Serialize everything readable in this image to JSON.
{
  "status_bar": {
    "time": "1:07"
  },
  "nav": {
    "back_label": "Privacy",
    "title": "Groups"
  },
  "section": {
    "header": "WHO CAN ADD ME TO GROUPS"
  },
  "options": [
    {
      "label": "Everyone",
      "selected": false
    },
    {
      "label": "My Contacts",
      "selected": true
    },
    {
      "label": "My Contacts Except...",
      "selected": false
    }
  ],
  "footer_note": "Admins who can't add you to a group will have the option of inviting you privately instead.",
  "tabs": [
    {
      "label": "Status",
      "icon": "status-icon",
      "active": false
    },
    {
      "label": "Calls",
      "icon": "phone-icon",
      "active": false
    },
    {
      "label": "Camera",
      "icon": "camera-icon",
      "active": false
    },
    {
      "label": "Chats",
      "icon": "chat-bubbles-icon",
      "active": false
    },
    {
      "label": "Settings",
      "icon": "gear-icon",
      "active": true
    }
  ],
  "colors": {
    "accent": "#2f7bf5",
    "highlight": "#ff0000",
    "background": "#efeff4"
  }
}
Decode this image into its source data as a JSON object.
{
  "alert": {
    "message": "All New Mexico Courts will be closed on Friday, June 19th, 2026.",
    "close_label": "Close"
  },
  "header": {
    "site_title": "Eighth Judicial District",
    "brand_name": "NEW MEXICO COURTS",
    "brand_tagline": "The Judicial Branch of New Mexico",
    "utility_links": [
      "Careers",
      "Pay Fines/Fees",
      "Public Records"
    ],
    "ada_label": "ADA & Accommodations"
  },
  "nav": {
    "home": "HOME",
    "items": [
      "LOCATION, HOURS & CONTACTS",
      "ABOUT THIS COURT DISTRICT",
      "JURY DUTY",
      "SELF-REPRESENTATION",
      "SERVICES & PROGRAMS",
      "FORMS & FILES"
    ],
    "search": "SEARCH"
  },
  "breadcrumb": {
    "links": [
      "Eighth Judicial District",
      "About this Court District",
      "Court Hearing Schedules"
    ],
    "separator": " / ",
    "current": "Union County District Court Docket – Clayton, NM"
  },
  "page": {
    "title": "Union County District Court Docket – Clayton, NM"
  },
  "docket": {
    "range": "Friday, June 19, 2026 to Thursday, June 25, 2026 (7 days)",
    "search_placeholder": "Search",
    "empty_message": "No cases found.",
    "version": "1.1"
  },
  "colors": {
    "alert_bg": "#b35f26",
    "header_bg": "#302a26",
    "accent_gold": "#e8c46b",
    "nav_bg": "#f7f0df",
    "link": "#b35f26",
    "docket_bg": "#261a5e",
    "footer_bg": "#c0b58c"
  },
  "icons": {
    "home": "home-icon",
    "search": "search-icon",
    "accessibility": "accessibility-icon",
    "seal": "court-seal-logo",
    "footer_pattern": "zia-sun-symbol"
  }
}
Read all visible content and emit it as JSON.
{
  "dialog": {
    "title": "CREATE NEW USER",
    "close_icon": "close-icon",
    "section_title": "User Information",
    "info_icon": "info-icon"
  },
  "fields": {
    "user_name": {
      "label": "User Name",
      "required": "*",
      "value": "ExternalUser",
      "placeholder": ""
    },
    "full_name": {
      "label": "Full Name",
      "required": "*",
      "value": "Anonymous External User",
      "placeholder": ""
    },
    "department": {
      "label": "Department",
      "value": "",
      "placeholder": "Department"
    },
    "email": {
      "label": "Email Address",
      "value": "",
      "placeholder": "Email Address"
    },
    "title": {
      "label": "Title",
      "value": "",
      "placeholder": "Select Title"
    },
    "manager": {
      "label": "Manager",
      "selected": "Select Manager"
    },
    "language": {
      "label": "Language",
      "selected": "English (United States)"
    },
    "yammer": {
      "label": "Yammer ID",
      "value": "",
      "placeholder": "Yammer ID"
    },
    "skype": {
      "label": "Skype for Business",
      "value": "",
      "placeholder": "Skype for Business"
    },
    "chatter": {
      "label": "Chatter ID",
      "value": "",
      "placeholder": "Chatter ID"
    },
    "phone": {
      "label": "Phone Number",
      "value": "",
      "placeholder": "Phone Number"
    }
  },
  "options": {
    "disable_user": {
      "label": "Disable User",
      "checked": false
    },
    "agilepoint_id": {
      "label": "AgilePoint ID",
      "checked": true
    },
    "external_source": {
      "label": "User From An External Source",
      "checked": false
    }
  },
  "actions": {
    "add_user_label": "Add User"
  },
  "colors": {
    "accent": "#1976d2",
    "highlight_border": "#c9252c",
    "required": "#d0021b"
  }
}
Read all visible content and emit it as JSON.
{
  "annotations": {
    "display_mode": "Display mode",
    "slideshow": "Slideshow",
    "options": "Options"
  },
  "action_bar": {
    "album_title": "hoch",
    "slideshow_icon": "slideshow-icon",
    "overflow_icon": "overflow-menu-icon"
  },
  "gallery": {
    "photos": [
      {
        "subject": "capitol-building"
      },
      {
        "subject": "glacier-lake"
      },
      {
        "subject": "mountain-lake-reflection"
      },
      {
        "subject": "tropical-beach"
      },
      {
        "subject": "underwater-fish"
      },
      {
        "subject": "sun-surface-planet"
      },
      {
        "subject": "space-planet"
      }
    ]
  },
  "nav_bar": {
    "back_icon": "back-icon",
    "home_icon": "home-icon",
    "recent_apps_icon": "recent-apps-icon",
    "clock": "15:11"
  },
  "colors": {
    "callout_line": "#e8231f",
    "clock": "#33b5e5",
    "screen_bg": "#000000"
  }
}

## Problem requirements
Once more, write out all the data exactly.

## Task result
Serialize everything readable in this image to JSON.
{
  "status_bar": {
    "time": "1:07"
  },
  "nav": {
    "back_label": "Privacy",
    "title": "Groups"
  },
  "section": {
    "header": "WHO CAN ADD ME TO GROUPS"
  },
  "options": [
    {
      "label": "Everyone",
      "selected": false
    },
    {
      "label": "My Contacts",
      "selected": true
    },
    {
      "label": "My Contacts Except...",
      "selected": false
    }
  ],
  "footer_note": "Admins who can't add you to a group will have the option of inviting you privately instead.",
  "tabs": [
    {
      "label": "Status",
      "icon": "status-icon",
      "active": false
    },
    {
      "label": "Calls",
      "icon": "phone-icon",
      "active": false
    },
    {
      "label": "Camera",
      "icon": "camera-icon",
      "active": false
    },
    {
      "label": "Chats",
      "icon": "chat-bubbles-icon",
      "active": false
    },
    {
      "label": "Settings",
      "icon": "gear-icon",
      "active": true
    }
  ],
  "colors": {
    "accent": "#2f7bf5",
    "highlight": "#ff0000",
    "background": "#efeff4"
  }
}
Decode this image into its source data as a JSON object.
{
  "alert": {
    "message": "All New Mexico Courts will be closed on Friday, June 19th, 2026.",
    "close_label": "Close"
  },
  "header": {
    "site_title": "Eighth Judicial District",
    "brand_name": "NEW MEXICO COURTS",
    "brand_tagline": "The Judicial Branch of New Mexico",
    "utility_links": [
      "Careers",
      "Pay Fines/Fees",
      "Public Records"
    ],
    "ada_label": "ADA & Accommodations"
  },
  "nav": {
    "home": "HOME",
    "items": [
      "LOCATION, HOURS & CONTACTS",
      "ABOUT THIS COURT DISTRICT",
      "JURY DUTY",
      "SELF-REPRESENTATION",
      "SERVICES & PROGRAMS",
      "FORMS & FILES"
    ],
    "search": "SEARCH"
  },
  "breadcrumb": {
    "links": [
      "Eighth Judicial District",
      "About this Court District",
      "Court Hearing Schedules"
    ],
    "separator": " / ",
    "current": "Union County District Court Docket – Clayton, NM"
  },
  "page": {
    "title": "Union County District Court Docket – Clayton, NM"
  },
  "docket": {
    "range": "Friday, June 19, 2026 to Thursday, June 25, 2026 (7 days)",
    "search_placeholder": "Search",
    "empty_message": "No cases found.",
    "version": "1.1"
  },
  "colors": {
    "alert_bg": "#b35f26",
    "header_bg": "#302a26",
    "accent_gold": "#e8c46b",
    "nav_bg": "#f7f0df",
    "link": "#b35f26",
    "docket_bg": "#261a5e",
    "footer_bg": "#c0b58c"
  },
  "icons": {
    "home": "home-icon",
    "search": "search-icon",
    "accessibility": "accessibility-icon",
    "seal": "court-seal-logo",
    "footer_pattern": "zia-sun-symbol"
  }
}
Read all visible content and emit it as JSON.
{
  "dialog": {
    "title": "CREATE NEW USER",
    "close_icon": "close-icon",
    "section_title": "User Information",
    "info_icon": "info-icon"
  },
  "fields": {
    "user_name": {
      "label": "User Name",
      "required": "*",
      "value": "ExternalUser",
      "placeholder": ""
    },
    "full_name": {
      "label": "Full Name",
      "required": "*",
      "value": "Anonymous External User",
      "placeholder": ""
    },
    "department": {
      "label": "Department",
      "value": "",
      "placeholder": "Department"
    },
    "email": {
      "label": "Email Address",
      "value": "",
      "placeholder": "Email Address"
    },
    "title": {
      "label": "Title",
      "value": "",
      "placeholder": "Select Title"
    },
    "manager": {
      "label": "Manager",
      "selected": "Select Manager"
    },
    "language": {
      "label": "Language",
      "selected": "English (United States)"
    },
    "yammer": {
      "label": "Yammer ID",
      "value": "",
      "placeholder": "Yammer ID"
    },
    "skype": {
      "label": "Skype for Business",
      "value": "",
      "placeholder": "Skype for Business"
    },
    "chatter": {
      "label": "Chatter ID",
      "value": "",
      "placeholder": "Chatter ID"
    },
    "phone": {
      "label": "Phone Number",
      "value": "",
      "placeholder": "Phone Number"
    }
  },
  "options": {
    "disable_user": {
      "label": "Disable User",
      "checked": false
    },
    "agilepoint_id": {
      "label": "AgilePoint ID",
      "checked": true
    },
    "external_source": {
      "label": "User From An External Source",
      "checked": false
    }
  },
  "actions": {
    "add_user_label": "Add User"
  },
  "colors": {
    "accent": "#1976d2",
    "highlight_border": "#c9252c",
    "required": "#d0021b"
  }
}
Read all visible content and emit it as JSON.
{
  "annotations": {
    "display_mode": "Display mode",
    "slideshow": "Slideshow",
    "options": "Options"
  },
  "action_bar": {
    "album_title": "hoch",
    "slideshow_icon": "slideshow-icon",
    "overflow_icon": "overflow-menu-icon"
  },
  "gallery": {
    "photos": [
      {
        "subject": "capitol-building"
      },
      {
        "subject": "glacier-lake"
      },
      {
        "subject": "mountain-lake-reflection"
      },
      {
        "subject": "tropical-beach"
      },
      {
        "subject": "underwater-fish"
      },
      {
        "subject": "sun-surface-planet"
      },
      {
        "subject": "space-planet"
      }
    ]
  },
  "nav_bar": {
    "back_icon": "back-icon",
    "home_icon": "home-icon",
    "recent_apps_icon": "recent-apps-icon",
    "clock": "15:11"
  },
  "colors": {
    "callout_line": "#e8231f",
    "clock": "#33b5e5",
    "screen_bg": "#000000"
  }
}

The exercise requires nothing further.